*** STORED DATA
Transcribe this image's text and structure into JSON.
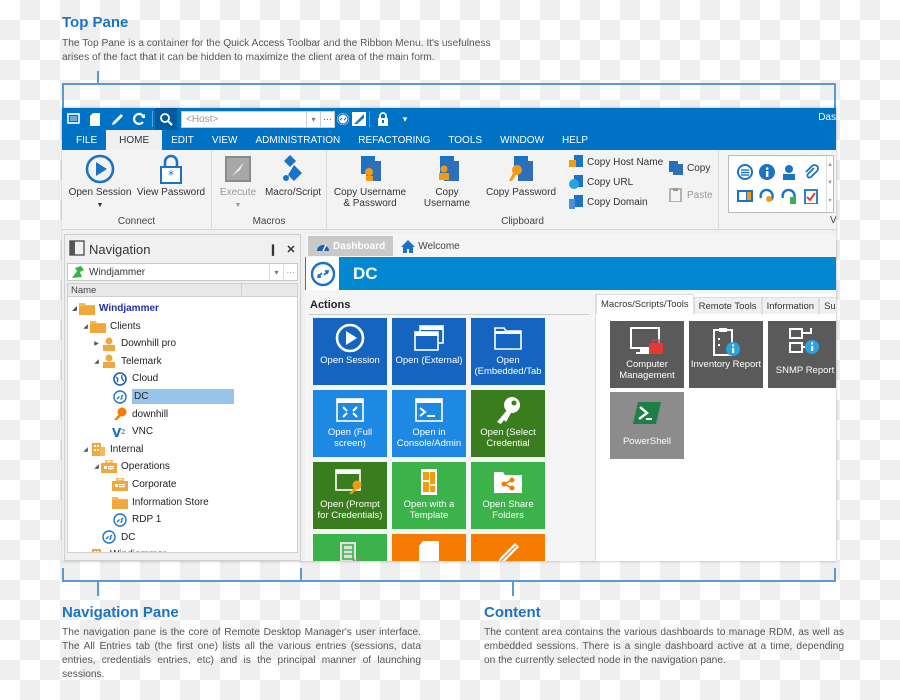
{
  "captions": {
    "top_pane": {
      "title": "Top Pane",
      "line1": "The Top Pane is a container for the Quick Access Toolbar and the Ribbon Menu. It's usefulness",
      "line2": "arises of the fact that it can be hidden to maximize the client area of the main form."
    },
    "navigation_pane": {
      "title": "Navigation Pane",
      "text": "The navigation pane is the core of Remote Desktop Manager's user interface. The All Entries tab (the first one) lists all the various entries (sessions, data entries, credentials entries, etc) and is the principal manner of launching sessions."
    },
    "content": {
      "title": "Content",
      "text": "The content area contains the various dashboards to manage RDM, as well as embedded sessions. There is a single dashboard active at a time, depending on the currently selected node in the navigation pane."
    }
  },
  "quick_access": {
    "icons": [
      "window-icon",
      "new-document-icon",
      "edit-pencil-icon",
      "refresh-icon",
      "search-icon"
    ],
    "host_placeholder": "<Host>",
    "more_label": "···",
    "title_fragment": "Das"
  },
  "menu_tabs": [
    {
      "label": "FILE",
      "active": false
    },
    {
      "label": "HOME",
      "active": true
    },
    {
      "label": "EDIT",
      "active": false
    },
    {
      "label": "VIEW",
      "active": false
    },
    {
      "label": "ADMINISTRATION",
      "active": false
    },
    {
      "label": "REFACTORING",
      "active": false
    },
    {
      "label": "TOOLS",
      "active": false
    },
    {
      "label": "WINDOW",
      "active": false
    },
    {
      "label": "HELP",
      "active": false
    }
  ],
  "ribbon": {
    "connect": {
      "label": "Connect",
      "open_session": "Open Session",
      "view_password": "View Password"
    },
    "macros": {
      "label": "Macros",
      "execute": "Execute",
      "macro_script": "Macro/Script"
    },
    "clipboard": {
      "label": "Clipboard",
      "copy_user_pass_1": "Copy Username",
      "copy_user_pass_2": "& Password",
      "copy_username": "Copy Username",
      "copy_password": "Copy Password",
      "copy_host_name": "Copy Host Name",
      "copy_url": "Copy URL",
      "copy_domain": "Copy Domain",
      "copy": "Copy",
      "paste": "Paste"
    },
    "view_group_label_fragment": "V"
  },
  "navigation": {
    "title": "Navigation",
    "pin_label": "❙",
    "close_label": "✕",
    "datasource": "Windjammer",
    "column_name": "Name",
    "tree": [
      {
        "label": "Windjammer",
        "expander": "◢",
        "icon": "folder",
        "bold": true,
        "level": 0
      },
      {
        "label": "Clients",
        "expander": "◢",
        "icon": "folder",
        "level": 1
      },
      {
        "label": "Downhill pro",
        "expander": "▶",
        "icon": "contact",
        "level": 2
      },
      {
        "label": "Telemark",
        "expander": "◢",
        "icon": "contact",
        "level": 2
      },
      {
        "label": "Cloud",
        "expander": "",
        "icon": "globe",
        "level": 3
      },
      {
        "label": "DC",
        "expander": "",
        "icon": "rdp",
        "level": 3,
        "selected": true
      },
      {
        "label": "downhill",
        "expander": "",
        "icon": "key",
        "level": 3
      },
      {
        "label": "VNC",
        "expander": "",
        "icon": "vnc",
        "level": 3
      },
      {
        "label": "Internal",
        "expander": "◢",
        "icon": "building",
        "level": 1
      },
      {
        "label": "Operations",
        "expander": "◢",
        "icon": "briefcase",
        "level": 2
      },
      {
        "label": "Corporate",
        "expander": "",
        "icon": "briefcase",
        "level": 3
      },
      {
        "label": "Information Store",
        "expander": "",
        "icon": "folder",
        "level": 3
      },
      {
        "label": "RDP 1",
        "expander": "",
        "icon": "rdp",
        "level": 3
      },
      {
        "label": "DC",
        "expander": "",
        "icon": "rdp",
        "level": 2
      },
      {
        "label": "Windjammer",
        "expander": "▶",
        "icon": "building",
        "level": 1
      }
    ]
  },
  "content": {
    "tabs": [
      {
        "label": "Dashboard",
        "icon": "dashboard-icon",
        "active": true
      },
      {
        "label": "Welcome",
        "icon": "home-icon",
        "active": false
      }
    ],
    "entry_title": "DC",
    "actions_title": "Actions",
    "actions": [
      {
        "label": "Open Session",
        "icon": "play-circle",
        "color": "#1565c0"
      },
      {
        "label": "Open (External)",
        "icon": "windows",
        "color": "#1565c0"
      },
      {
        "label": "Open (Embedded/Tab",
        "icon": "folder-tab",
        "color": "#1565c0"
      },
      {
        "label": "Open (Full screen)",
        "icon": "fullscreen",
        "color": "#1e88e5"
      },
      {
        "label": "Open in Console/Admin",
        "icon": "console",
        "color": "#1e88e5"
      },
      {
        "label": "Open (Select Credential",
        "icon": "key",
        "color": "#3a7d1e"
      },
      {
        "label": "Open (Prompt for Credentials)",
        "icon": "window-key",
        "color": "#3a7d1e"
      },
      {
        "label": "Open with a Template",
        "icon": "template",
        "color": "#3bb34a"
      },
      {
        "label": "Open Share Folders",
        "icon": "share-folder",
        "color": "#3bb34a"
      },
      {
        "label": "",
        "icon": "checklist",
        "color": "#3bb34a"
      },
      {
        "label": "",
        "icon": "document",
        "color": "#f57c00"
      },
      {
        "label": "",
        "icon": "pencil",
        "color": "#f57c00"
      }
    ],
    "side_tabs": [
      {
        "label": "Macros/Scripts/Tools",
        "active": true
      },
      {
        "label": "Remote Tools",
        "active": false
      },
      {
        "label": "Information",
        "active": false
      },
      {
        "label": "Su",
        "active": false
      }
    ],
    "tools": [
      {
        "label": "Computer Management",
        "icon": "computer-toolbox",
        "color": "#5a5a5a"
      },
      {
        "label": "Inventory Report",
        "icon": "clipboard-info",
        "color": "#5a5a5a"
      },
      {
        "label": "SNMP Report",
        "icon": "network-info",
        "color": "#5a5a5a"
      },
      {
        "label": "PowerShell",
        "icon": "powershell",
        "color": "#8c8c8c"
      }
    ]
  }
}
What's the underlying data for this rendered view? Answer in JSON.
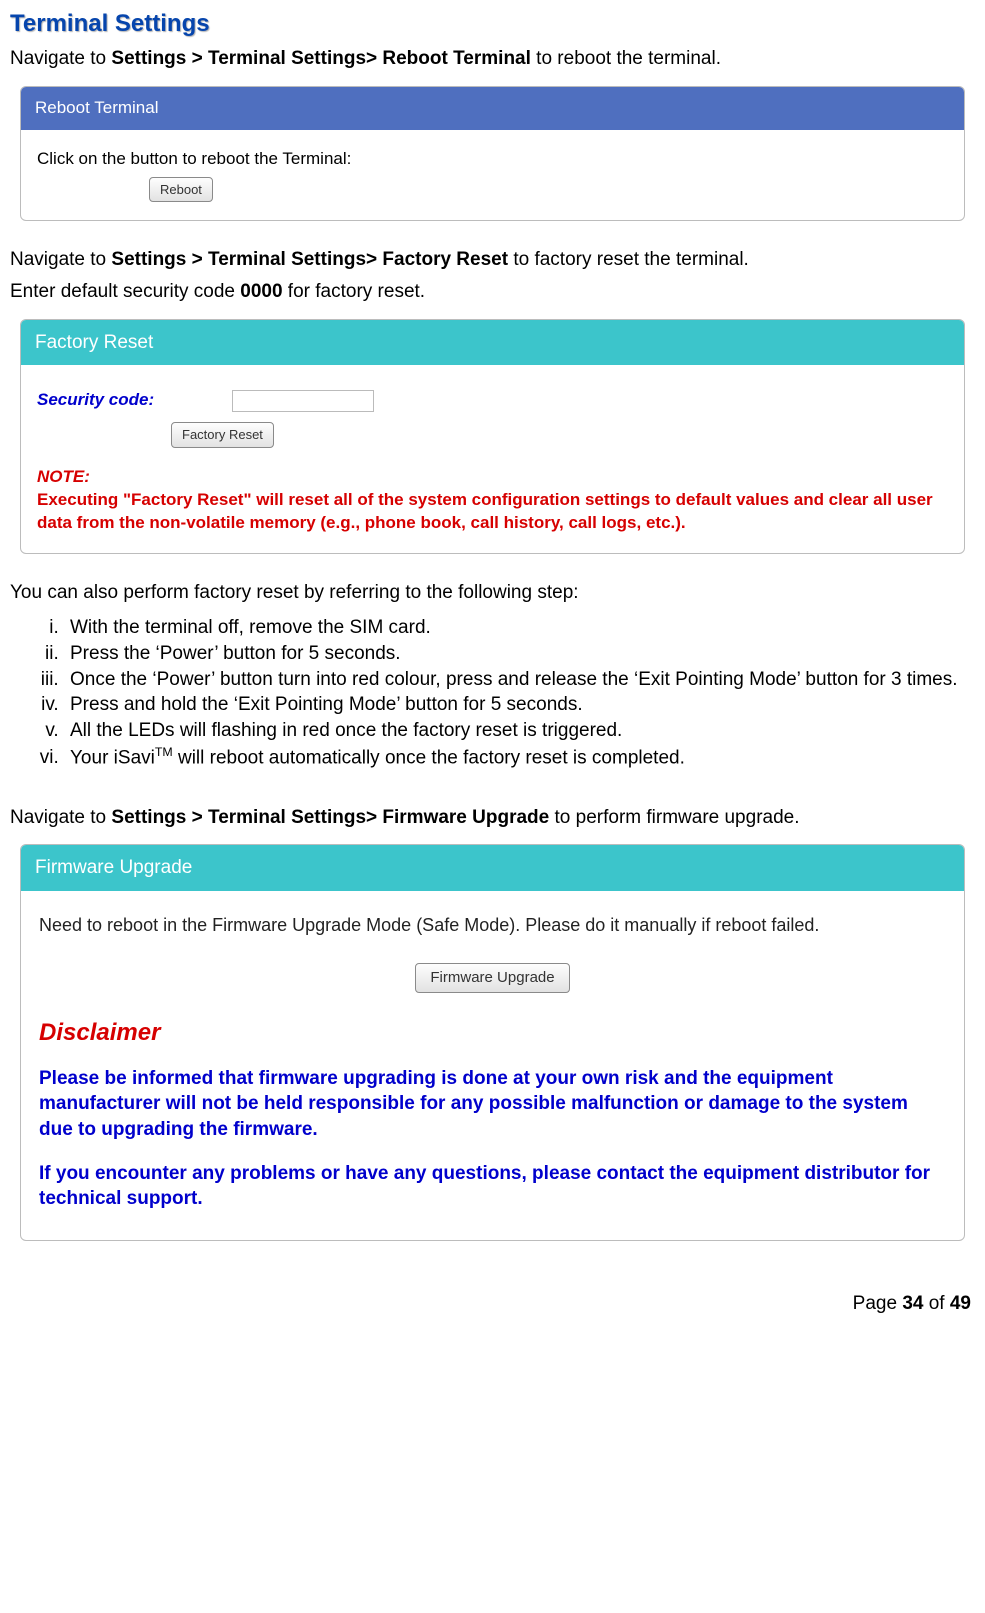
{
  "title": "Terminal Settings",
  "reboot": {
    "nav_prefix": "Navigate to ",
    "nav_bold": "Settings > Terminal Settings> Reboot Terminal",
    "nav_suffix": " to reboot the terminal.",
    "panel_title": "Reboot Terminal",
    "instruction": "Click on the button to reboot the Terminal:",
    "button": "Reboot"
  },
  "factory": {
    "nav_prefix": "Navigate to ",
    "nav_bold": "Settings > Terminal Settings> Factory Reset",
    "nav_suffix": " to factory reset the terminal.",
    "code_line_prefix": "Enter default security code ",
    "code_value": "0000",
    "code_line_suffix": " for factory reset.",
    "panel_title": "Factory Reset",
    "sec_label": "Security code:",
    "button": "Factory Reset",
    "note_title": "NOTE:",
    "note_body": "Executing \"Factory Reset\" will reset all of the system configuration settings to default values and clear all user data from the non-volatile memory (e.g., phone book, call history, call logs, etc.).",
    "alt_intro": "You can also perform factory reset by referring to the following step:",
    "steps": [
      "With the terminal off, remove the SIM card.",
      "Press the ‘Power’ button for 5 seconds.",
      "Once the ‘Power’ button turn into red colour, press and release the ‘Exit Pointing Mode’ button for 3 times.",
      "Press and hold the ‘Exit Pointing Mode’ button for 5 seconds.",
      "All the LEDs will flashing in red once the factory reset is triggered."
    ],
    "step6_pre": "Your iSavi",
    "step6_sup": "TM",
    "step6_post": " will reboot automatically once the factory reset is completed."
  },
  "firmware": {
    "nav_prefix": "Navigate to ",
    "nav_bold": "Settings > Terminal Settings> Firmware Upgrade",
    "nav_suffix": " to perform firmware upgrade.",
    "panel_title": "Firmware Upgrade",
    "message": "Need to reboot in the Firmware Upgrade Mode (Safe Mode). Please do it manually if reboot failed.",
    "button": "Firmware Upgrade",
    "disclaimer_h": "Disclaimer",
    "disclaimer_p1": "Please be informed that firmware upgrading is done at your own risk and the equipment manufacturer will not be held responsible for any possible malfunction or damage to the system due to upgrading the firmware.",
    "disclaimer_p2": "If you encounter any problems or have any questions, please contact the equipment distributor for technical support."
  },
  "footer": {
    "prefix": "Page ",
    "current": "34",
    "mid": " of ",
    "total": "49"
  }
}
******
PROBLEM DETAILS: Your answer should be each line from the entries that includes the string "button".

OUTPUT OF THE EXERCISE:
    "instruction": "Click on the button to reboot the Terminal:",
    "button": "Reboot"
    "button": "Factory Reset",
      "Press the ‘Power’ button for 5 seconds.",
      "Once the ‘Power’ button turn into red colour, press and release the ‘Exit Pointing Mode’ button for 3 times.",
      "Press and hold the ‘Exit Pointing Mode’ button for 5 seconds.",
    "button": "Firmware Upgrade",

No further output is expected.